Currently, Poland is a free country and now we are living in a ‘crisis of over- availability’, an abundance of consumerism due to the development of Capitalism. The memories from those days seem more vivid and real. We live in the world of smartphones and constant connection to the internet, which brings a notion of loss. Everything nowadays seems to exist in a non-material form, appearing and evaporating somewhere in the abyss of mysterious digital eternity. Therefore we have started to develop a nostalgia for the old times. We live very much in our memories, which seem more vivid and real.
Strangely, the Dreamatorium has given my grey and unhappy memories gaudy, oversaturated colours like those on jolly grinning postcards, where everything is limned with golden light, the sky is cerulean and the world is filled with cheap, beautifully arranged flowers in hyper-green parks.
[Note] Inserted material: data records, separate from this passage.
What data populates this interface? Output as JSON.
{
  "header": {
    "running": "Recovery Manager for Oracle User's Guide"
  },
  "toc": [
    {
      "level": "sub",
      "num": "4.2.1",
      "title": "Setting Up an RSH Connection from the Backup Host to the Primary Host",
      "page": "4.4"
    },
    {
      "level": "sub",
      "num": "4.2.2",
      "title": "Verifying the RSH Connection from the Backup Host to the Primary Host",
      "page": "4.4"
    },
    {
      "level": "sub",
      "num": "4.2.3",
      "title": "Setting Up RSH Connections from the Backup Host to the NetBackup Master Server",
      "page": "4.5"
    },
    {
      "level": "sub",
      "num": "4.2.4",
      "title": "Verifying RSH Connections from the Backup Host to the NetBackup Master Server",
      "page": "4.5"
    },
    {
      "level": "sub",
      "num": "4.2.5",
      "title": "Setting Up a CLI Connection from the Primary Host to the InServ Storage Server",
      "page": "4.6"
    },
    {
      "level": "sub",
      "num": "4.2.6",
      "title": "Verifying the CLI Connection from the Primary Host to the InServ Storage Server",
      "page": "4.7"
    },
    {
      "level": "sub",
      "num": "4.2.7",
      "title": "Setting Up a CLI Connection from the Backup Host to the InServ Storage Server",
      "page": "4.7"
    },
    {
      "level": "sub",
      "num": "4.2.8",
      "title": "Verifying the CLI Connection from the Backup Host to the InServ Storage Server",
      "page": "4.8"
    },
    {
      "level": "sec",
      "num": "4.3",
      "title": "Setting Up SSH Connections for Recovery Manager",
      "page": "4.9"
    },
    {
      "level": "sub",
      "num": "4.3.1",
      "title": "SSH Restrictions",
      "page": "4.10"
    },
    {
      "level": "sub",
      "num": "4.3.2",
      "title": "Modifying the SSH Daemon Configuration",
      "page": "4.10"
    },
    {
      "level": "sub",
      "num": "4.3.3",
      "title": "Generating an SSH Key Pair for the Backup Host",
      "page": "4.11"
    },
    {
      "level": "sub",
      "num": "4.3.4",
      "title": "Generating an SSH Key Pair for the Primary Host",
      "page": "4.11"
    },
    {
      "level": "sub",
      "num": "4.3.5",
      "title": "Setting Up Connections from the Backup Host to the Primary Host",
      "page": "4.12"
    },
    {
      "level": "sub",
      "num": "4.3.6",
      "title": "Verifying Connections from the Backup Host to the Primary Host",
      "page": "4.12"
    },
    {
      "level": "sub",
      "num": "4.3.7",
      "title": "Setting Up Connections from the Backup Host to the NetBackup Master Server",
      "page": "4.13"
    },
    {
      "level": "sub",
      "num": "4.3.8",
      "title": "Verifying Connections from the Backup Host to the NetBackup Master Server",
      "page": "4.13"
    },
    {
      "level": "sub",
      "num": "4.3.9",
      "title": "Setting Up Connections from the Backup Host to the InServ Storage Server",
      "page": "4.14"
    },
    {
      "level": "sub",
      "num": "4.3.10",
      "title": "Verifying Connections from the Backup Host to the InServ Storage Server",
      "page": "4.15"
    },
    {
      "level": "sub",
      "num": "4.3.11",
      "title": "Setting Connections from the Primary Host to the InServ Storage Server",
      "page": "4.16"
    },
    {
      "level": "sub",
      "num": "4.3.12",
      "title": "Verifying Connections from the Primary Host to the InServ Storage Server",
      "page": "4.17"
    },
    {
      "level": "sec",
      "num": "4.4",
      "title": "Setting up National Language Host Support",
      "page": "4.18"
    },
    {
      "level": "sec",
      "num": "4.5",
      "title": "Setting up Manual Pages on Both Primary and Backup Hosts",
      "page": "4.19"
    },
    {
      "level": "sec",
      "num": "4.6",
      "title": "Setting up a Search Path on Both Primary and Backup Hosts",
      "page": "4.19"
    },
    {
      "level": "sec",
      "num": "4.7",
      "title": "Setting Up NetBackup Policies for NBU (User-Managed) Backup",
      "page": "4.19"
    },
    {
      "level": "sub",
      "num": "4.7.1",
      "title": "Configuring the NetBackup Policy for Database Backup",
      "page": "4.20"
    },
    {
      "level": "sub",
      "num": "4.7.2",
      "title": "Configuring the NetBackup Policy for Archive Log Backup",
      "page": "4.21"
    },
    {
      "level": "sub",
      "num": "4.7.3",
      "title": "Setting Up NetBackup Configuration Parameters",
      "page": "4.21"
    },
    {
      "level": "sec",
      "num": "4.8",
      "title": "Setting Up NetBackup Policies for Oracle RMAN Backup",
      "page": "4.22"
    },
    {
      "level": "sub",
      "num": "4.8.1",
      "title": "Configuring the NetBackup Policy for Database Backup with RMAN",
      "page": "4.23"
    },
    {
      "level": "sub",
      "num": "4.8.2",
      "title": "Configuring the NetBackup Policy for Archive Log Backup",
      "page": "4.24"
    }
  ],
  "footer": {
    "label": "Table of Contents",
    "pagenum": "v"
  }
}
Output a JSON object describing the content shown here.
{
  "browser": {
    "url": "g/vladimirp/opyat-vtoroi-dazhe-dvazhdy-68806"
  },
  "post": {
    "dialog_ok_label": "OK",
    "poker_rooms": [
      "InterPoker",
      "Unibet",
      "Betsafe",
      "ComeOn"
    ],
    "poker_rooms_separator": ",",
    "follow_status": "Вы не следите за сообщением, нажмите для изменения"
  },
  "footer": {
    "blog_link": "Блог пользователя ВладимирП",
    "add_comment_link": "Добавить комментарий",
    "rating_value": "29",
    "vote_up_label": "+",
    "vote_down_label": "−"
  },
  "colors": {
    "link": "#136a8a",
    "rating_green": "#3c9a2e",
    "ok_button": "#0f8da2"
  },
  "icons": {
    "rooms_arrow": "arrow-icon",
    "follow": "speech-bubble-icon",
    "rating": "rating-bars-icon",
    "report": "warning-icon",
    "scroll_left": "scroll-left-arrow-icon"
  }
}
Such memories, deformed, fragmented and recycled in present times, such nostalgia for an unrealised utopia, create a base for what Jacques Derrida termed ‘Hauntology’ or ‘Ghostology’ in his Spectres of Marx (1993), claiming that Marxism would haunt Western society from beyond the grave. In French, the word ‘hauntology’ resembles ‘ontology’, a concept that hauntology supplants by ‘replacing the priority of being and presence with the figure of the ghost as that which is neither present, nor absent, neither dead nor alive’ (Colin Davis). In Moses and Monotheism, Freud argued that society is built on a hauntological basis (‘the voice of the dead father’). Ever since, hauntology has increasingly been seen as a ubiquitous phenomenon in our daily experience, as well as occurring in many different aspects of culture, such as music, art, new technologies and fashion. Everything that belongs to past somehow connects to the afterlife. It exists ‘behind the curtain’, slowly disintegrating into Oblivion.

Paulina Otylie Surys